So, new or rebuilt brake cylinders.  The rally car uses Two AP racing Lockheed 13/16" CP2293.   CP2293 are US made, so guess what, the threads are all in English.  Another one of those quirkly Imperial threads on a German Car.  Some of the notable others are the Apex Joints, the AN hoses.   Well the brakes lines and systems are too.   3/8x24 threads on the outlet (standard brake nuts) and 7/16x20 on the inlet.  My car uses banjo bolts on the inlet and standard brake nuts on the outlet.  The hose is 3/16" standard steel lines which happens to conveniently be 4.75mm lines.  Cool huh?   All the line ends are bubble flared.    The reserviours are Girling like stock Audi units.   I use Motul 600 fluid which has a half life of about 6 months.   Now I will say that the brake nuts on my car were a strange creating using 3/8x24 male threads with a 11mm nut up top.   Same thing on the calipers.  Whereas standard brake nuts have the same 3/8x24 thread with a 7/16 or something other nut up top for tightening.   I can't find that weird metric/imperial combo nut so I had to use standard nuts for 3/16 hose.

Okay, brake master cylinders are rebuildable.  kits are about 25 dollars so its pretty reasonable really.   Removing the cylinder is super simple.  Little PB nutbuster to loosen things up.  Each master cylinder is bolted to an aluminum adapter plate on the firewall.   This reinforces the firewall as well as providing a nice mechanism for removal.  Honestly.  The bolts are using Nylock nuts.  But because you gotta have one guy on the engine side and one guy on the floorboard, its a two person job.  Seems like studs somewhere in the equation could make this a one person job.  

Here is one of the old master cylinders.  Little bit of surface rust, cracks in the rubber boot.  Looks like they're due for a rebuild.  If you look closely there is an internal snap ring which olds the collar in there.

Remove the snap ring, and the collar comes out and so does the piston and spring.

The rebuild components.  Two rubber piston seals, new circlip, two new formers and a rubber boot.  Surprised the spring isn't part of the rebuild kit.


So there is the piston 2293 and the engraved 13/16 on the side meaning the piston diameter.  I went ahead and polished all the rust off the linkage and reassembled everything in the right order, also used some high quality grease specifically for this application to prelube the piston.

here are the reassembled master cylinders.  Overall a super simple job taking only a few minutes per cylinder.
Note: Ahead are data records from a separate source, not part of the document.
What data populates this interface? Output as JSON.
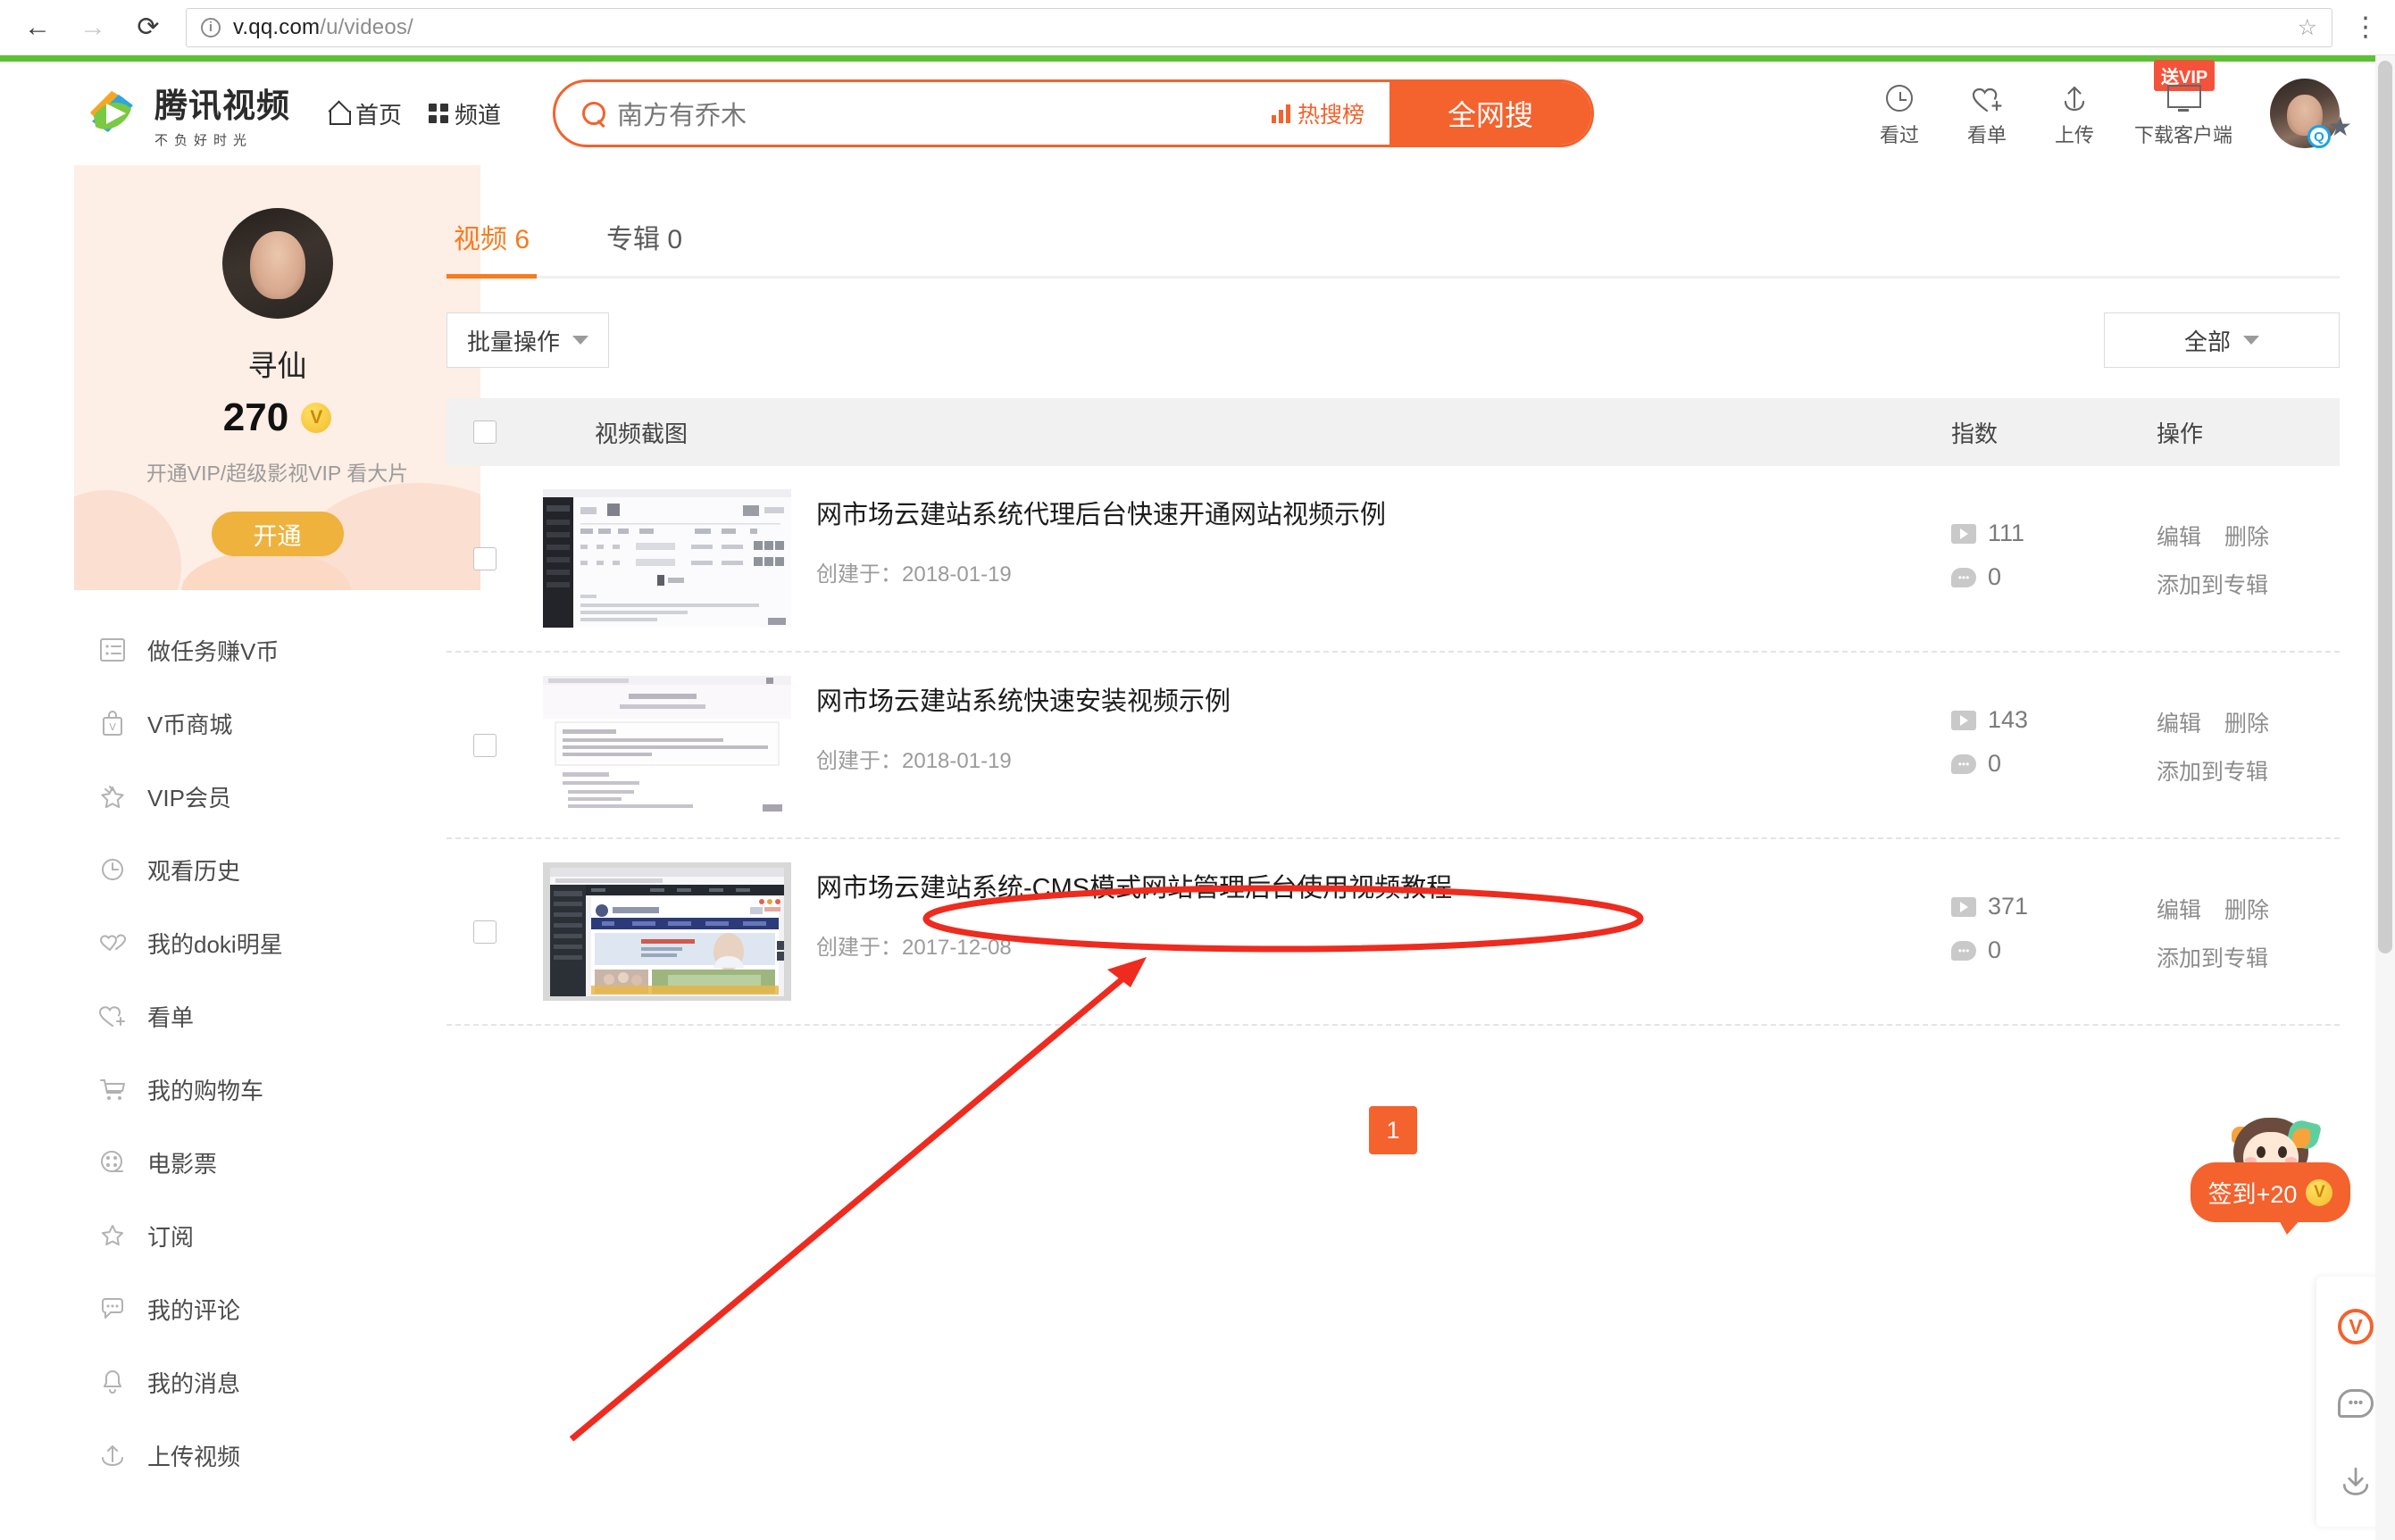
{
  "browser": {
    "back_icon": "back-arrow-icon",
    "forward_icon": "forward-arrow-icon",
    "reload_icon": "reload-icon",
    "site_info_icon": "info-icon",
    "url_host": "v.qq.com",
    "url_path": "/u/videos/",
    "bookmark_icon": "star-outline-icon",
    "menu_icon": "kebab-menu-icon"
  },
  "header": {
    "logo_title": "腾讯视频",
    "logo_sub": "不负好时光",
    "nav": [
      {
        "label": "首页",
        "icon": "home-icon"
      },
      {
        "label": "频道",
        "icon": "grid-icon"
      }
    ],
    "search": {
      "value": "南方有乔木",
      "placeholder": "南方有乔木",
      "hot_rank_label": "热搜榜",
      "button_label": "全网搜"
    },
    "tools": [
      {
        "label": "看过",
        "icon": "clock-icon"
      },
      {
        "label": "看单",
        "icon": "heart-plus-icon"
      },
      {
        "label": "上传",
        "icon": "upload-icon"
      },
      {
        "label": "下载客户端",
        "icon": "monitor-icon",
        "badge": "送VIP"
      }
    ],
    "avatar_name": "user-avatar"
  },
  "sidebar": {
    "profile": {
      "name": "寻仙",
      "coins": "270",
      "coin_symbol": "V",
      "tip": "开通VIP/超级影视VIP 看大片",
      "button_label": "开通"
    },
    "items": [
      {
        "label": "做任务赚V币",
        "icon": "task-list-icon"
      },
      {
        "label": "V币商城",
        "icon": "vcoin-shop-icon"
      },
      {
        "label": "VIP会员",
        "icon": "vip-star-icon"
      },
      {
        "label": "观看历史",
        "icon": "clock-icon"
      },
      {
        "label": "我的doki明星",
        "icon": "doki-hearts-icon"
      },
      {
        "label": "看单",
        "icon": "heart-plus-icon"
      },
      {
        "label": "我的购物车",
        "icon": "cart-icon"
      },
      {
        "label": "电影票",
        "icon": "film-reel-icon"
      },
      {
        "label": "订阅",
        "icon": "star-icon"
      },
      {
        "label": "我的评论",
        "icon": "comment-icon"
      },
      {
        "label": "我的消息",
        "icon": "bell-icon"
      },
      {
        "label": "上传视频",
        "icon": "upload-icon"
      }
    ]
  },
  "main": {
    "tabs": [
      {
        "label": "视频 6",
        "active": true
      },
      {
        "label": "专辑 0",
        "active": false
      }
    ],
    "toolbar": {
      "batch_label": "批量操作",
      "filter_label": "全部"
    },
    "table": {
      "headers": {
        "screenshot": "视频截图",
        "index": "指数",
        "actions": "操作"
      },
      "rows": [
        {
          "title": "网市场云建站系统代理后台快速开通网站视频示例",
          "date": "创建于：2018-01-19",
          "plays": "111",
          "comments": "0",
          "actions": [
            "编辑",
            "删除",
            "添加到专辑"
          ]
        },
        {
          "title": "网市场云建站系统快速安装视频示例",
          "date": "创建于：2018-01-19",
          "plays": "143",
          "comments": "0",
          "actions": [
            "编辑",
            "删除",
            "添加到专辑"
          ]
        },
        {
          "title": "网市场云建站系统-CMS模式网站管理后台使用视频教程",
          "date": "创建于：2017-12-08",
          "plays": "371",
          "comments": "0",
          "actions": [
            "编辑",
            "删除",
            "添加到专辑"
          ]
        }
      ]
    },
    "pagination": {
      "current": "1"
    }
  },
  "widgets": {
    "checkin": {
      "label": "签到+20",
      "coin_symbol": "V"
    },
    "rail": [
      {
        "icon": "vcoin-circle-icon",
        "symbol": "V"
      },
      {
        "icon": "feedback-comment-icon"
      },
      {
        "icon": "download-icon"
      }
    ]
  },
  "colors": {
    "brand_orange": "#f4622d",
    "tab_orange": "#f57c1f",
    "green_rule": "#5cc235",
    "vip_gold": "#eeb23d",
    "annotation_red": "#ee2b1e"
  }
}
Linkage lengths were identical meaning no wild swings in brake bias.  Set to 50-50 pressure and then adjusted via the valve between the seats behind the shifter.  I suspect with the valve at 100% open the bias is 50-50 and then from there, as the valve is closed, the car produces more front  brake bias.  I will seek the perfect front brake bias at the track in a few weeks.

And finally, the new versus the old.  One day these cylinders will fail.  Lockheed doesn't make the 2293 casting anymore although you might be able to still find a few here or there if you look, but they have a superceeded part which is pretty much the same thing.  Its the 6093 and is also 13/16 and uses the same rebuild parts.  The only difference if the outlet end is on top rather than protruding from the end so its a bit more compact.  The 6093 also eliminates the plastic spacer that has to go on the end of the spring in the 2293 and that is pretty good as it could break and make a mess of things.